Front Cover
Houghton Mifflin Harcourt, Jan 25, 2006 - Social Science - 336 pages
Essential reading for anyone interested in Japanese culture, this unsurpassed masterwork opens an intriguing window on Japan. Benedict’s World War II–era study paints an illuminating contrast between the culture of Japan and that of the United States. The Chrysanthemum and the Sword is a revealing look at how and why our cultures differ, making it the perfect introduction to Japanese history and customs.

What people are saying - Write a review

User Review - Flag as inappropriate
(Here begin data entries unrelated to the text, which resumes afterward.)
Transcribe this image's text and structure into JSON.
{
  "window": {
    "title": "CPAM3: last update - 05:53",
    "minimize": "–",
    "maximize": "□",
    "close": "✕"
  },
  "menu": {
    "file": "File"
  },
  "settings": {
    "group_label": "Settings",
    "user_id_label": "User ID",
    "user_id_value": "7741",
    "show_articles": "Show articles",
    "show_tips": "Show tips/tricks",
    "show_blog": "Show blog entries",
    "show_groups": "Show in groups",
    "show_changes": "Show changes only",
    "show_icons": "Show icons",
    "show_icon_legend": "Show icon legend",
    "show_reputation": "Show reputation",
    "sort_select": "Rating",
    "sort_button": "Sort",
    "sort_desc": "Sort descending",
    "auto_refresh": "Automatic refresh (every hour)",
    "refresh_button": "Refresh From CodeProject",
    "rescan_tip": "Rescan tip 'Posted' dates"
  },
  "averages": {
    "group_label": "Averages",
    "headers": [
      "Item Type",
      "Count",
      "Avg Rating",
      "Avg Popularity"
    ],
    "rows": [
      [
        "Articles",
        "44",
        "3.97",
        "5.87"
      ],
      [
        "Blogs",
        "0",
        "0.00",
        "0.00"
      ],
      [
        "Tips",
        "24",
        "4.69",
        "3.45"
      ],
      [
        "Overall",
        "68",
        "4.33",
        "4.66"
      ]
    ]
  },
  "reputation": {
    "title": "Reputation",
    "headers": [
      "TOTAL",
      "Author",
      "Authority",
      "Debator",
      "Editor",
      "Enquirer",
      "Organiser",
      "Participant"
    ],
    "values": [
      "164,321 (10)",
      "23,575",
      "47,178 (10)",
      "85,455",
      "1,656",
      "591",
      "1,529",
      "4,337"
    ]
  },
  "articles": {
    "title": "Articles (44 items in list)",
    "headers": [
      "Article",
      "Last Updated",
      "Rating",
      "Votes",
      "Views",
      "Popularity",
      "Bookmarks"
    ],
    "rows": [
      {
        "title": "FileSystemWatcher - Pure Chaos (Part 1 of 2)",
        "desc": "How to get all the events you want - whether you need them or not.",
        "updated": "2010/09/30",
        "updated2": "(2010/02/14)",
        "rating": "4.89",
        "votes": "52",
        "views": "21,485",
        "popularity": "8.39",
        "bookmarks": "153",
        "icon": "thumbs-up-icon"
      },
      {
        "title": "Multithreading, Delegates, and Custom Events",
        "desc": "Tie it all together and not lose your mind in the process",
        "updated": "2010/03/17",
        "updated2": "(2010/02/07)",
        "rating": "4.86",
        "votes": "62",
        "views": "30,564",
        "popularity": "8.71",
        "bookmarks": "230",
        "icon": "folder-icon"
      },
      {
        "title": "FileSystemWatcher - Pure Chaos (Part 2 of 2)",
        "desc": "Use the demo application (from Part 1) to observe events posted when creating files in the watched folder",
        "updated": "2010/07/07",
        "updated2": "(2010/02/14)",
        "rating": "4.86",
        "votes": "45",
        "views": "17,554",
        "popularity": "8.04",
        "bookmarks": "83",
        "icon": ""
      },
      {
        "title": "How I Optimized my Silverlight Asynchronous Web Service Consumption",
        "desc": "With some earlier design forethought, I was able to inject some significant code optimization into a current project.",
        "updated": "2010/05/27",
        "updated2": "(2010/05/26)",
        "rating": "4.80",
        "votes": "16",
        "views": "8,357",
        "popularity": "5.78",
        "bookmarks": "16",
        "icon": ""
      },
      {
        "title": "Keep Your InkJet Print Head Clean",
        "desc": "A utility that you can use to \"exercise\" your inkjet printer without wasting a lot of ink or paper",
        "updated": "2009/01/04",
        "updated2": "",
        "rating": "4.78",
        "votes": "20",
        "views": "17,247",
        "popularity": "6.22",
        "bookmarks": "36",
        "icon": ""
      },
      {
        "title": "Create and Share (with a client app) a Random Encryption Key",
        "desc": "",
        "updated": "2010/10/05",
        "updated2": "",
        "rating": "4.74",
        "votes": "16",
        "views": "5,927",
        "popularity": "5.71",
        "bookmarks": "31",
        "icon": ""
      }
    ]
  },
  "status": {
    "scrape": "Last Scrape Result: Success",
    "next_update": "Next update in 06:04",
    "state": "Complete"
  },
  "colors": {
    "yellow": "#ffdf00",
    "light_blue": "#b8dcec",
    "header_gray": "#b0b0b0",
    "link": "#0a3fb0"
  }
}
Interesting, and illuminating for many aspects of Japanese culture. It would be even more interesting to read an updated version to see the continuities between just after WWII and the turn of the millennium, too bad that Benedict died decades before this could even be considered! Worth a read, and indeed a re-read, since the topics addressed are so foreign to most English speakers. Of particular note were the discussions of shame and face within Japan, which does help make a little more sense of Japanese politeness, manners, and social organization.  


2 The Japanese in the War
3 Taking Ones Proper Station
4 The Meiji Reform
5 Debtor to the Ages and the World
6 Repaying OneTenThousandth
7 The Repayment Hardest to Bear
8 Clearing Ones Name
10 The Dilemma of Virtue
11 SelfDiscipline
12 The Child Learns
13 The Japanese Since VJDay
Back Matter
Back Cover

9 The Circle of Human Feelings

Other editions - View all

Common terms and phrases

About the author (2006)

RUTH BENEDICT (1887–1948) was one of the twentieth century’s foremost anthropologists and helped to shape the discipline in the United States and around the world. Benedict was a student and later a colleague of Franz Boas at Columbia, where she taught from 1924. Margaret Mead was one of her students. Benedict’s contributions to the field of cultural anthropology are often cited today.

Bibliographic information